                  prove the number prime thereby eliminate any doubt. If the number is
                  small (say less than 2000 bits) you could use the Miller-Rabin test
                  repeadedly -- decreasing the chance of it being a pseudoprime. PFGW
                  reports a Lucas test as well as a PRP if it can not prove the prime.
                  I would like to see a FFT-based Perrin composite test ;-)

                  Paul

                  > Thanks
                  >
                  > Nathan
                • Paul Leyland
                  ... If you choose your numbers uniformly and at random from all integers of size N bits, then a single Miller-Rabin pseudoprimality test to a randomly chosen
                  Message 8 of 8 , May 1 1:37 AM
                  • 0 Attachment
                    > From: Nathan Russell [mailto:nrussell@...]

                    > What should be done to a number to make sure the chance of it being
                    > pseudoprime or a Carmichael number is below the human scale
                    > of reasonable things to worry about?

                    If you choose your numbers uniformly and at random from all integers of size N bits, then a single Miller-Rabin pseudoprimality test to a randomly chosen base is sufficient. Only a very tiny fraction of integers have the property that a M-R test has a probability close to 1/4 of failing.

                    If you are allowed to chose your numbers in such a way that you guarantee it has close to a 1/4 chance of failing a test, pick a power of four sufficiently large that you find it comfortable.

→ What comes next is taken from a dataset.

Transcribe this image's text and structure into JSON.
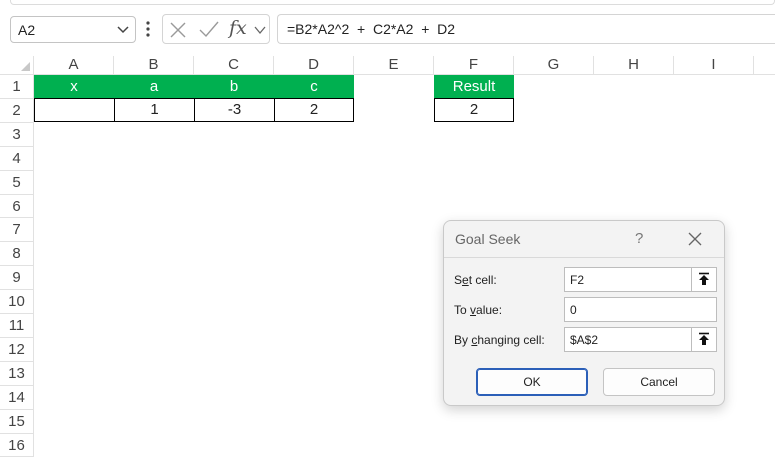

I personally don't worry much about things which occur with probability less than 4^(-20) in my expected lifetime.


                    Paul
                  Your message has been successfully submitted and would be delivered to recipients shortly.